Requirement
Among the entries that follow, find every line with the word "Shotbot" and copy it.
━━━ Records shown
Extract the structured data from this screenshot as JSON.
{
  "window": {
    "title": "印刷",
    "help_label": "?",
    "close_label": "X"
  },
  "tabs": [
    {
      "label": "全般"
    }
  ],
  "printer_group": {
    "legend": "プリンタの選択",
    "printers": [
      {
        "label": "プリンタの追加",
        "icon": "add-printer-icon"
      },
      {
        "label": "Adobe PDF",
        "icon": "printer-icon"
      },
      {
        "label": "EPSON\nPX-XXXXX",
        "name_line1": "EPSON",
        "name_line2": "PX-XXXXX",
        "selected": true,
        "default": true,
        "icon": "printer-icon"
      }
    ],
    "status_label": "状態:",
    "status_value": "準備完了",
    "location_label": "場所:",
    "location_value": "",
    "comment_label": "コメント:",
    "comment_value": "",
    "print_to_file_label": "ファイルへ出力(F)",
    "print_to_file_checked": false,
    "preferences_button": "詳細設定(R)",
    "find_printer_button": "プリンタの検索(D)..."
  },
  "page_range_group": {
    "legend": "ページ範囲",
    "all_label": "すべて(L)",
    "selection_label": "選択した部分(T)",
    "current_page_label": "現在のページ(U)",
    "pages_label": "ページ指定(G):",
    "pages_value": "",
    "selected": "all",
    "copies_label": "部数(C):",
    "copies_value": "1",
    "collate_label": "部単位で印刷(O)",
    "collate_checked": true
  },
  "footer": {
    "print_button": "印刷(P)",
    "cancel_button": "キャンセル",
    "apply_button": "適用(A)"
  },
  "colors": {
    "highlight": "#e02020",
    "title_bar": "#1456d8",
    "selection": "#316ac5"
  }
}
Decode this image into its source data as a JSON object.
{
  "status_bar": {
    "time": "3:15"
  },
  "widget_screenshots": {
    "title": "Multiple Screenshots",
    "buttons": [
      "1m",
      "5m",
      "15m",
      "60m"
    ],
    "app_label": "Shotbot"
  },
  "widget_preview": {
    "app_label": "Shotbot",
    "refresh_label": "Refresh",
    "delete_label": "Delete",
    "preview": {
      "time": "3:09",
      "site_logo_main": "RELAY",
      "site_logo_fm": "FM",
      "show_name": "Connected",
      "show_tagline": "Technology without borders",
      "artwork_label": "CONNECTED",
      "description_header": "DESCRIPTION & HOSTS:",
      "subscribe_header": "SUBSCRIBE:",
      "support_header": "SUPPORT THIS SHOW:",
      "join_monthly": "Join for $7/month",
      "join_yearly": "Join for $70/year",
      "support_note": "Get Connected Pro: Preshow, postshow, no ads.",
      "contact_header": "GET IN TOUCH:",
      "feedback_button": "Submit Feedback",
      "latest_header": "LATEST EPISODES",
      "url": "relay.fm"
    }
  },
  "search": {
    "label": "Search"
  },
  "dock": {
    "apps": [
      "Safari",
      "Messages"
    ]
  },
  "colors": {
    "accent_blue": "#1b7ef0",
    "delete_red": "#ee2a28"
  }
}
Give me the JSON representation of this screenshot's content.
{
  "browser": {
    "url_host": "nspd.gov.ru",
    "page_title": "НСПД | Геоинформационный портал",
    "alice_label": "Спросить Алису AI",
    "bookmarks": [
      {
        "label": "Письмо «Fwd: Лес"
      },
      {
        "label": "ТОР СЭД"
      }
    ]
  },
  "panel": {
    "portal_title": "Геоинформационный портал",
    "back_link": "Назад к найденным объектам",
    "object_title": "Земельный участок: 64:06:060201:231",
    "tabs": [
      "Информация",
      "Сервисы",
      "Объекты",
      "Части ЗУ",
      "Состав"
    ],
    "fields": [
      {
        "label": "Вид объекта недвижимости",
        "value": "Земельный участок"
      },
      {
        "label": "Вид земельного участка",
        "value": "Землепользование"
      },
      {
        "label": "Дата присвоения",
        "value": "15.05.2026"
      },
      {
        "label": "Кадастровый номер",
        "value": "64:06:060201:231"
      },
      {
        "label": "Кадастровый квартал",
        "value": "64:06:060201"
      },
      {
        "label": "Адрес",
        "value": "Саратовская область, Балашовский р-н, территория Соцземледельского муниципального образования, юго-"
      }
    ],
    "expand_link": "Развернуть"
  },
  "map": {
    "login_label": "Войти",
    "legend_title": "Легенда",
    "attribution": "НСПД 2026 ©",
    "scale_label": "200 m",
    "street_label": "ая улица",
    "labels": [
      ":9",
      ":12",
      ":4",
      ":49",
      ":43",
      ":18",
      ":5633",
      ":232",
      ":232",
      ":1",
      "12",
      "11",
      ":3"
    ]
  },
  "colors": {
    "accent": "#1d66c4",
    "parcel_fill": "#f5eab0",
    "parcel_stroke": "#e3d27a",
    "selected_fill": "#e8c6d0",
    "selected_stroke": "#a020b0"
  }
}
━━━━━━
Completed task
    "app_label": "Shotbot"
    "app_label": "Shotbot",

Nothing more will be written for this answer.